Submitted by Patty Swedberg 07.19.18
What a great playground we are a part of - Multisport! It's a playground filled with tenacious, fun, driven people who seek challenges, show courage, and experience deeply. At RTB, our primary objective is to Create opportunities for fun and personal achievement through Multisport. It's our mission, as a matter of fact, and we take it seriously for the athletes who invest their time, money and energy at our races. Under that mission our primary value is Safety - and combined with the mission, these are the filters through which we make policies about participation, and many tough decisions on race day whether athletes might continue, or not, when experiencing some challenges.
Below I address some of the decisions we've come to over the last 10 years and 46 races we've produced. Many of these policies were put in place in hindsight when we experienced a tough situation and I made a poor choice. You've probably noticed that not all race producers make the same decisions, and in fact that's true. Governing bodies and Insurance Companies leave surprisingly widely open doors giving RD's a lot of freedom to make decisions about participation. Below are the decisions we've made based on our level of risk tolerance, parenting student athletes, and on the wisdom of my co-workers and course directors who've helped shape RTB events.
Every event season we get multiple requests to have kids racing at our events. We've set a minimum age of 15 at all RTB events and make few exceptions. But exceptions are made on occasion and here are the circumstances and information to consider before contacting us if you are <15, or are the parent of one.
Swim Races: We'll consider exceptions if the athlete has swam competitively for a year or more and has completed the chosen race distance successfully. AND we prefer them to be in a wetsuit.
Triathlons: The swim standard is the same as above and running/walking is typically not an issue. Cycling is the toughest hurdle for <15's in an adult triathlon and permission to race rests heavily on our assumption that all the athletes who've entered come prepared and experienced by cycling in the conditions that happen on race day: (In fact, this is what athletes agree to when they register).
- Where vehicles can often be very close and motorists voice or demonstrate their frustrations
- Where potholes, glass, slippery road conditions, or poor visibility could be present
- Where signage needs to be recognized
- Where quick decisions and actions are often called for to avoid danger
- Where multiple riders ride in close proximity jockeying to race their best
- Where rules that prohibit blocking & drafting apply.
Typically kids who've ridden for a few years on the road and are comfortable doing that alone are the kids we consider making an exception for. Of course, the parents of those kids need to be comfortable with them doing that too - and have demonstrated that before they come to us asking for an exception.
One more thing - The rules of triathlon state drafting is illegal, so having a parent shadow or follow a young athlete isn't legally possible - nor fair to other competitors.
If you have a child that doesn't meet a requirement yet, consider having them participate in a relay - and work toward meeting the other objectives before considering an RTB triathlon.
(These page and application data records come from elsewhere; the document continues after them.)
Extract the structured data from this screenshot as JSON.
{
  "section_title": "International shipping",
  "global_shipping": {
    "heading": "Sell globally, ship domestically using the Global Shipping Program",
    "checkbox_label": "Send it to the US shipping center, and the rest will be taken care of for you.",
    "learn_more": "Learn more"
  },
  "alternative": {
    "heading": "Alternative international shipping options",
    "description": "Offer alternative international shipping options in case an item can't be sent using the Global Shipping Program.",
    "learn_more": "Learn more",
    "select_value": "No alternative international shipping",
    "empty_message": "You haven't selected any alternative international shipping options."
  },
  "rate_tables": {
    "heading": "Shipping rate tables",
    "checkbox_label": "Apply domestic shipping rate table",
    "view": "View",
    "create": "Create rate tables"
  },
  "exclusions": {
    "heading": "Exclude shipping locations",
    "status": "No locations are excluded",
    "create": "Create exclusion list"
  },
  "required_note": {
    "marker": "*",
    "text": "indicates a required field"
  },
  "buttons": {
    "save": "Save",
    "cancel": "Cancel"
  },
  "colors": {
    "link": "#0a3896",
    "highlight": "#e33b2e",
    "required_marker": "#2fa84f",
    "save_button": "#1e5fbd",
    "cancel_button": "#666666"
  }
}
You triathletes are a tough bunch, and a when things get tough, you want to push through to the finish line. Circumstances like asthma or SIPE on the swim, or falls on the bike can jeopardize a finish line for an athlete. Here's what you need to know if you get injured or have a medically-related challenge.
- We want you to cross the finish line and will work with you to make that happen as best we can
- If you see medical at transition or out on the course, you are not automatically DQ'd. Medical will address the issue and get you back out on the course if at all possible. For example - If you come in to T2 after a fall on your bike and have some road rash and medical can bandage you and get back out safely, you'll keep racing.
- On the other hand, if at some point on the course you weren't able to complete for a medical reason, your next finish will be on another day. For example, if you fall on the bike and don't feel well enough to get back on, but want to complete the run, we're going to say no.
THE BIG PICTURE
Many of these decisions boil down to a staffing issue. On race day we have many directors on staff: athlete services, medical, finish line, aid station, and multiple directors on the swim/bike/run courses. In addition to 70-100 volunteers, these folks look after the overall course conditions and respond to athlete emergencies/incidents as necessary. We aren't staffed to give individual attention to any one athlete during the race. If an athlete requires individual attention, any of the directors have the authority to remove an athlete from the race so they can keep their focus on keeping conditions safe for everyone.